→ ACTIVITY
Show all the lines in the data below that include the word "trainer".
_ _ _
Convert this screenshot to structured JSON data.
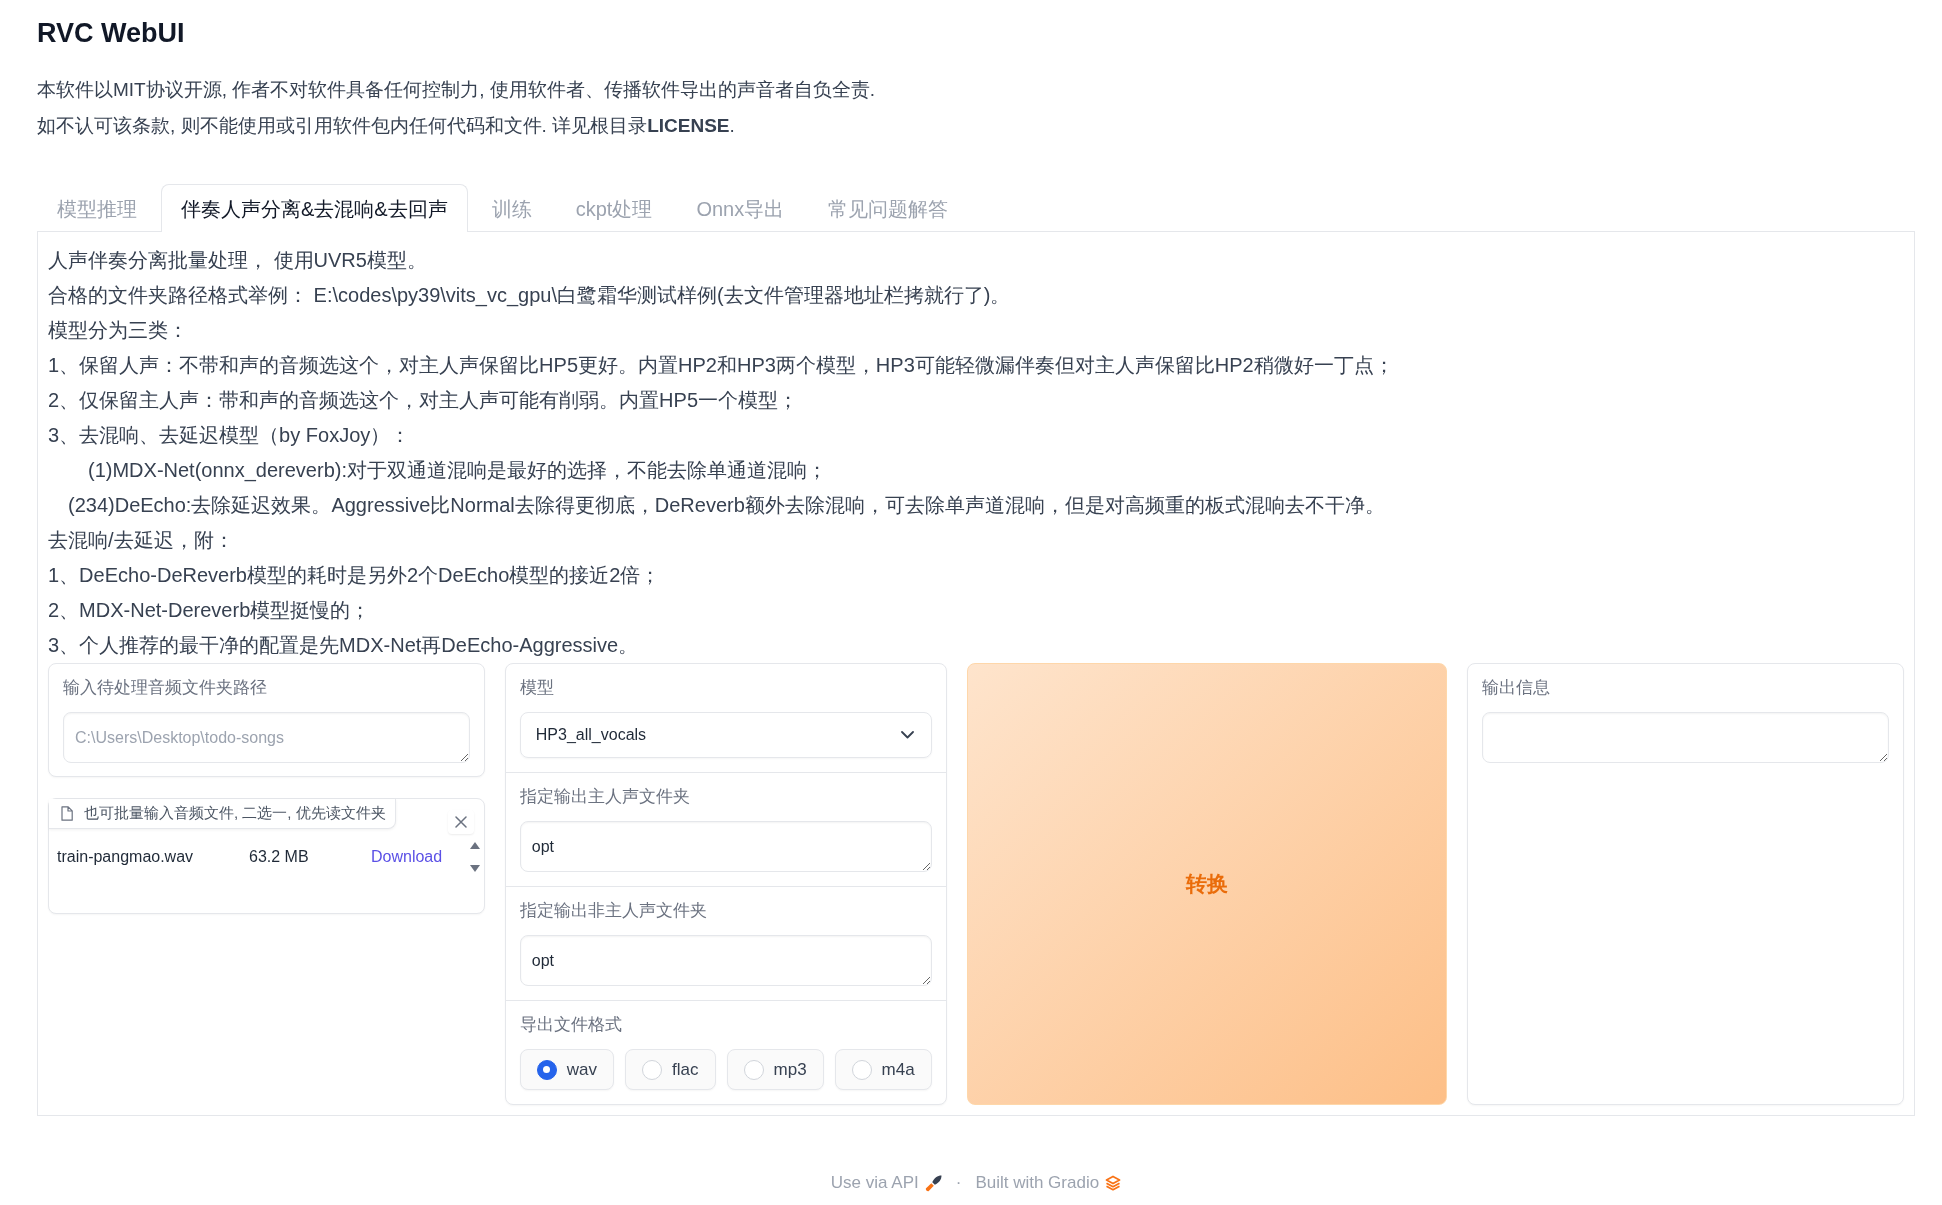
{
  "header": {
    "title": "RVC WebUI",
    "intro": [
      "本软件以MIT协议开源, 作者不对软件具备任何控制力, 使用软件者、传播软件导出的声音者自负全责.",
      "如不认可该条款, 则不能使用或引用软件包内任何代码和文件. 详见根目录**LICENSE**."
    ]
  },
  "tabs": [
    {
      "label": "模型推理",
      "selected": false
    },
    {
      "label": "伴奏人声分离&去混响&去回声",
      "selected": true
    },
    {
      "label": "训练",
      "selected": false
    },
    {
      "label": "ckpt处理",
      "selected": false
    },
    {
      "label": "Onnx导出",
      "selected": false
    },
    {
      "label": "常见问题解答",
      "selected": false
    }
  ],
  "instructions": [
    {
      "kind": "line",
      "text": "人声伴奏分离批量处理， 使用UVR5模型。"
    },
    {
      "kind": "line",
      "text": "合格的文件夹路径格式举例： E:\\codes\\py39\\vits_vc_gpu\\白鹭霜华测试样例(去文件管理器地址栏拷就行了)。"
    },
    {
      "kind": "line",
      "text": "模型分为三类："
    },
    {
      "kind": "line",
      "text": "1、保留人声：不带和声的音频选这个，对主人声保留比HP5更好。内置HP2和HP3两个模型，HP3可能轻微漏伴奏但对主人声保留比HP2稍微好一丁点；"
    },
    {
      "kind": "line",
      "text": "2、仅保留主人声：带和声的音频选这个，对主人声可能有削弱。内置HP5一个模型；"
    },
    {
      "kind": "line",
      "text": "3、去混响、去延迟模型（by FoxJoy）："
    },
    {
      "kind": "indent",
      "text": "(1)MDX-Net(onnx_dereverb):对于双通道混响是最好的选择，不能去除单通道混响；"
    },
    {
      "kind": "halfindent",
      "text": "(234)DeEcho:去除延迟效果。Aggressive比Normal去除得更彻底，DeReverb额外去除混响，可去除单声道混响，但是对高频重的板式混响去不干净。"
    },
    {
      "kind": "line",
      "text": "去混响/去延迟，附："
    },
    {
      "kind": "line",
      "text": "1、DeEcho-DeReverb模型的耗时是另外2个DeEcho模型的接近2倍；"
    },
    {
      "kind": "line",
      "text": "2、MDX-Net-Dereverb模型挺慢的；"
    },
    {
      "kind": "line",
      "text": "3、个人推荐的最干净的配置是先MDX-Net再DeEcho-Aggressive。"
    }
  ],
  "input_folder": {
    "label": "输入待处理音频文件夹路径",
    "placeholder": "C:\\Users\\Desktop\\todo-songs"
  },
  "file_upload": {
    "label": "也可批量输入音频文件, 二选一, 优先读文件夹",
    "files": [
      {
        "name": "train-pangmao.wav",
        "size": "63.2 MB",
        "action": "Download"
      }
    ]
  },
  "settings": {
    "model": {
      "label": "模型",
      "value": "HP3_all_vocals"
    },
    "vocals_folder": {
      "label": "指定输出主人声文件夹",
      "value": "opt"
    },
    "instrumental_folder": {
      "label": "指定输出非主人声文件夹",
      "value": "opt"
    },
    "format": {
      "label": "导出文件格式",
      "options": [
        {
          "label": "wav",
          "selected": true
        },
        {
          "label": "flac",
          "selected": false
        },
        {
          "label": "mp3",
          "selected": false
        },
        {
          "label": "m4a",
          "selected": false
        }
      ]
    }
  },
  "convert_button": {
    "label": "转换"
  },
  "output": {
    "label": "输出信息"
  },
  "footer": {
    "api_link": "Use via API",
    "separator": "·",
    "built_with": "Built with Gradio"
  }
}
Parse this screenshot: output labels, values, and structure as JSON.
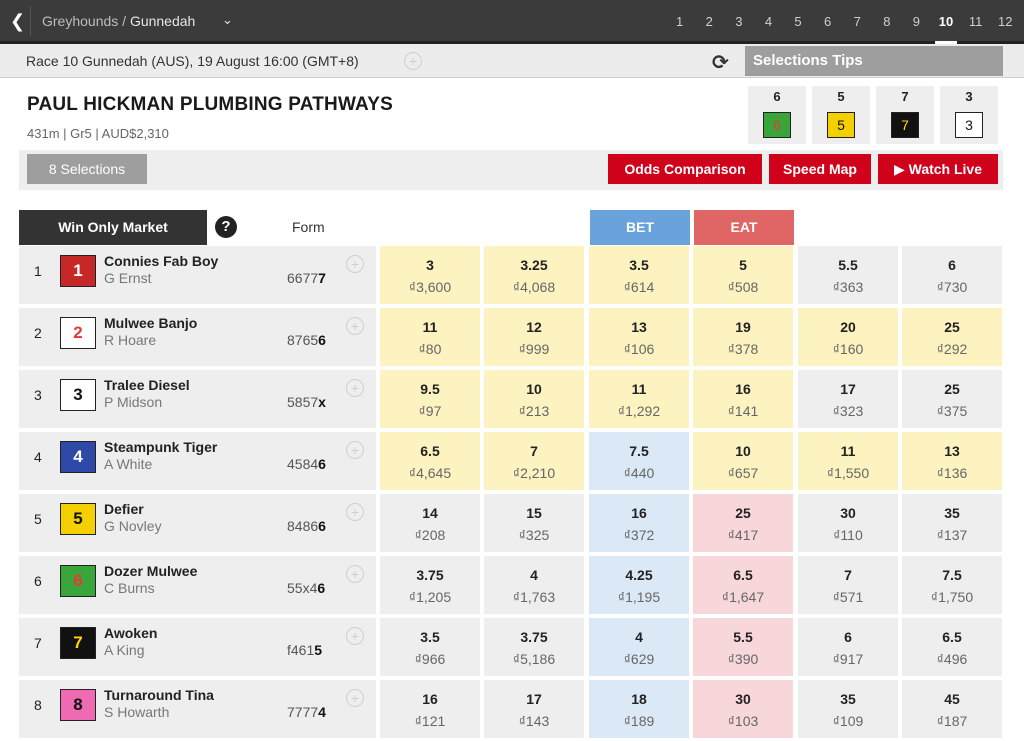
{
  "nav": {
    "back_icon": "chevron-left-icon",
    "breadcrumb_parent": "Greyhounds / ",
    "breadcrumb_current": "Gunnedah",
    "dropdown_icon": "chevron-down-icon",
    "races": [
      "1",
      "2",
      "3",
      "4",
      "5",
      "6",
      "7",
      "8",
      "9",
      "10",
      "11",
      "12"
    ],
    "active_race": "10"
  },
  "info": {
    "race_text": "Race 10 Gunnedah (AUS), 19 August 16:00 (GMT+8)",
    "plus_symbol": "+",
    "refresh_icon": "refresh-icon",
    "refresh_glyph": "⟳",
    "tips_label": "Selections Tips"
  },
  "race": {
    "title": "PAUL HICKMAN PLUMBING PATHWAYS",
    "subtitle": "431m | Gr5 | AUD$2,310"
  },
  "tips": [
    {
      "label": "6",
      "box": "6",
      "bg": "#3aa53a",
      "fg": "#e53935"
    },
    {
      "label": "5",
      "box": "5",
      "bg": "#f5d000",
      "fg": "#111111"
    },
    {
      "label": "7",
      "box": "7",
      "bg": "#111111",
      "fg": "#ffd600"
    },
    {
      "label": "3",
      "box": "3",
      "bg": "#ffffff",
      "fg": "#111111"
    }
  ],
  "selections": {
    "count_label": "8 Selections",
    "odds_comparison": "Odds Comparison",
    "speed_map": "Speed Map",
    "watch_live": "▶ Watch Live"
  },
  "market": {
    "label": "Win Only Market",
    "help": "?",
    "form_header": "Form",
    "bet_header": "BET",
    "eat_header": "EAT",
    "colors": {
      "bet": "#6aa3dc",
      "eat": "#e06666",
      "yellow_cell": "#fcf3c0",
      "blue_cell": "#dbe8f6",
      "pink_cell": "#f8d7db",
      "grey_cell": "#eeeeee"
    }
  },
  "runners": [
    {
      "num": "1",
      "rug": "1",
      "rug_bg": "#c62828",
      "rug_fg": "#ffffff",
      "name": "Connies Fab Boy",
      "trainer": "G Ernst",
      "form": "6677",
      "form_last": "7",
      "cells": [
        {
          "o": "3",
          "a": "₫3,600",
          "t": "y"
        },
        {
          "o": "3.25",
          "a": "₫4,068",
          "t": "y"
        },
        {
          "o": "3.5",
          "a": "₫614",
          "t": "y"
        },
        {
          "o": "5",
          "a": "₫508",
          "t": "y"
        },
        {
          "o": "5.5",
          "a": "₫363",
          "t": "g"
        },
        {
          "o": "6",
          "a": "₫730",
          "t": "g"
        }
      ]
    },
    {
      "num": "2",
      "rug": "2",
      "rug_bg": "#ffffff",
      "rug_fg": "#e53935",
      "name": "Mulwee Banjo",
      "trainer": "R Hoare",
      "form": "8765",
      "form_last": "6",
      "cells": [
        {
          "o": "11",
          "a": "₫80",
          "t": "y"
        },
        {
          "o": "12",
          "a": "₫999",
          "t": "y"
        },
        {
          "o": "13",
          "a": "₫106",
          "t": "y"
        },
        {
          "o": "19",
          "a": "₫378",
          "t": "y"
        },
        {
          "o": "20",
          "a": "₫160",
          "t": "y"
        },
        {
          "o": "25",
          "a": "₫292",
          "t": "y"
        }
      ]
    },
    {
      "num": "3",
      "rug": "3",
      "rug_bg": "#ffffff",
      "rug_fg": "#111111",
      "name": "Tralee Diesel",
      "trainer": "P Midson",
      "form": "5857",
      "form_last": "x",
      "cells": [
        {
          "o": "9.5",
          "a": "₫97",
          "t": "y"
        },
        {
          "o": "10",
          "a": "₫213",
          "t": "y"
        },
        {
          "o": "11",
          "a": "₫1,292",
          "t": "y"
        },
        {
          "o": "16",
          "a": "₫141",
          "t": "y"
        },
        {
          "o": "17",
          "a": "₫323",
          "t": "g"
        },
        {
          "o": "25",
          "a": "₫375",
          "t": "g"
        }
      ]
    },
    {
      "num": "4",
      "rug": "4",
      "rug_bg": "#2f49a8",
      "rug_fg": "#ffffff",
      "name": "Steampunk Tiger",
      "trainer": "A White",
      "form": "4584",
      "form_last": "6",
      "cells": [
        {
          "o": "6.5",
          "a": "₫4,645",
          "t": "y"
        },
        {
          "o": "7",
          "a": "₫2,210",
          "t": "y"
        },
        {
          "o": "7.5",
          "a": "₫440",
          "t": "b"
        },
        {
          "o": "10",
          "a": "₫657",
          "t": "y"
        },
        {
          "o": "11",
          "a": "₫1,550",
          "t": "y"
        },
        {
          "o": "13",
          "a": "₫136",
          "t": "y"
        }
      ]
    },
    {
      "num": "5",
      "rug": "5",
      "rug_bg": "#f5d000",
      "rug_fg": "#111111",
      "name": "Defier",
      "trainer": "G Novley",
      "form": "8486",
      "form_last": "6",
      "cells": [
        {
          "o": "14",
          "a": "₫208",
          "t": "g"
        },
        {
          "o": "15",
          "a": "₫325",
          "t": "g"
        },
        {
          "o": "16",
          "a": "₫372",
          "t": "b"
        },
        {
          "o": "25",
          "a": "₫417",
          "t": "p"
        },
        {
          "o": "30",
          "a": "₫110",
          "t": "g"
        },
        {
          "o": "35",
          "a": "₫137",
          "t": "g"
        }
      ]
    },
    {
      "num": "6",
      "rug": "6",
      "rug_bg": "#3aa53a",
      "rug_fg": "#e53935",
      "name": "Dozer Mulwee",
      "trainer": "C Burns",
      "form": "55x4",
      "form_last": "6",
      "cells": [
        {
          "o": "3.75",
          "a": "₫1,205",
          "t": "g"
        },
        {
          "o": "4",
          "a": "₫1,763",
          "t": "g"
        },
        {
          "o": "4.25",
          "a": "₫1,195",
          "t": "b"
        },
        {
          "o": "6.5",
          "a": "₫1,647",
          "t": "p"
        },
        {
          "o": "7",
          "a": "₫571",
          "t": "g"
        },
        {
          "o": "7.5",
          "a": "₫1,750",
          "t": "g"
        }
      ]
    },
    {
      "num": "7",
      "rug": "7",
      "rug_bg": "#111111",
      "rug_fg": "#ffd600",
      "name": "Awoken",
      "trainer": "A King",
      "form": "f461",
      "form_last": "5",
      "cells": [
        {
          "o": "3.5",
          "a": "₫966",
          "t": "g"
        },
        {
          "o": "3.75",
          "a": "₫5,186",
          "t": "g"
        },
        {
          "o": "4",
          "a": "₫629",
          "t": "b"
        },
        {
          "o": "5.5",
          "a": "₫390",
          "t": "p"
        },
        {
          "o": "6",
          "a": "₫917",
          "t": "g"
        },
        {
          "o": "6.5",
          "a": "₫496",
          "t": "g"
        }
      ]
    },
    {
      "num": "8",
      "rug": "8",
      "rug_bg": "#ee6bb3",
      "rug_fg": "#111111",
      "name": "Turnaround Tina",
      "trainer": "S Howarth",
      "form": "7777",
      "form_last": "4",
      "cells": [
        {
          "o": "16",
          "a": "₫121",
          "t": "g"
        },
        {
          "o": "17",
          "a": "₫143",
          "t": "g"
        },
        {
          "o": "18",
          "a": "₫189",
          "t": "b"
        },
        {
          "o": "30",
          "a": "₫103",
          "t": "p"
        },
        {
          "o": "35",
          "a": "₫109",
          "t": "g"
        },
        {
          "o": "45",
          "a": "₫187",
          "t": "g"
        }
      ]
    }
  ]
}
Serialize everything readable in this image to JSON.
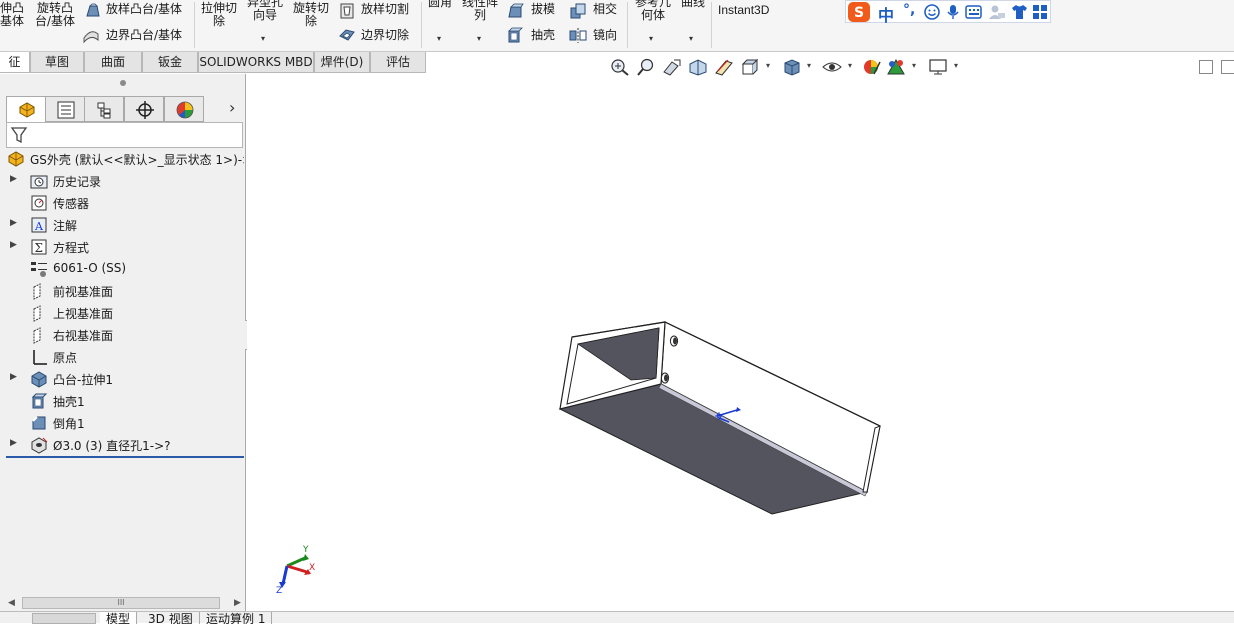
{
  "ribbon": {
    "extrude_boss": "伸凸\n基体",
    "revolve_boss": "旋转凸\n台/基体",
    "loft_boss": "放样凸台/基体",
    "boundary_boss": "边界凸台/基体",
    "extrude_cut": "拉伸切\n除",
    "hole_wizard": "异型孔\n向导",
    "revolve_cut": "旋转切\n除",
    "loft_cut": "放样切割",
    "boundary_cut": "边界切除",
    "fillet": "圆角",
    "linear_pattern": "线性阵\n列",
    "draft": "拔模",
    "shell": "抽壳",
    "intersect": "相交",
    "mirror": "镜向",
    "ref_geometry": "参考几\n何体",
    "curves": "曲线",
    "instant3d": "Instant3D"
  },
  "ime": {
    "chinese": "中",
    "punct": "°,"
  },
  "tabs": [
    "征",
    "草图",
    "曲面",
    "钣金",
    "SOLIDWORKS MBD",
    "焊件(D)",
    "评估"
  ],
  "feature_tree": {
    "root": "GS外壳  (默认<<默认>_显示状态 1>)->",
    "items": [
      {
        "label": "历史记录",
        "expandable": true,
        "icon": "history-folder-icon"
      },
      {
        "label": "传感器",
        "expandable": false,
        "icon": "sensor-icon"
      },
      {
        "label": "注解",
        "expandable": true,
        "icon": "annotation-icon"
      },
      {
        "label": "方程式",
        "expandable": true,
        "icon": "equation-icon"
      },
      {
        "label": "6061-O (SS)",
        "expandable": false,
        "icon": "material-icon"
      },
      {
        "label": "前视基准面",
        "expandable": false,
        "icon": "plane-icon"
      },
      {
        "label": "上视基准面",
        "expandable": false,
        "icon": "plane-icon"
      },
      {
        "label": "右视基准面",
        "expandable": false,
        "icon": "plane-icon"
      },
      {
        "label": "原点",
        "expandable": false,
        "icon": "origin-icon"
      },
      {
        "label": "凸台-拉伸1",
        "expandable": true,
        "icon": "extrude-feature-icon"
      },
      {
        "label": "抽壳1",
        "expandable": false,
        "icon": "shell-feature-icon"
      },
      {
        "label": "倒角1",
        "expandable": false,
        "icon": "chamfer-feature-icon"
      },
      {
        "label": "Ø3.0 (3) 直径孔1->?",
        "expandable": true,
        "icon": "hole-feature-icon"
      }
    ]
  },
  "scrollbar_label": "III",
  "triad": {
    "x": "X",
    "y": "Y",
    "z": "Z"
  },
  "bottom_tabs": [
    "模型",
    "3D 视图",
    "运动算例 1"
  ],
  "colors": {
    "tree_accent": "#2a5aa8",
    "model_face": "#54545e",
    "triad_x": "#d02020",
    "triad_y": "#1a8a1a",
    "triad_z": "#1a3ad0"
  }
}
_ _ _
→ RESPONSE BELOW
      "trainer": "G Ernst",
      "trainer": "R Hoare",
      "trainer": "P Midson",
      "trainer": "A White",
      "trainer": "G Novley",
      "trainer": "C Burns",
      "trainer": "A King",
      "trainer": "S Howarth",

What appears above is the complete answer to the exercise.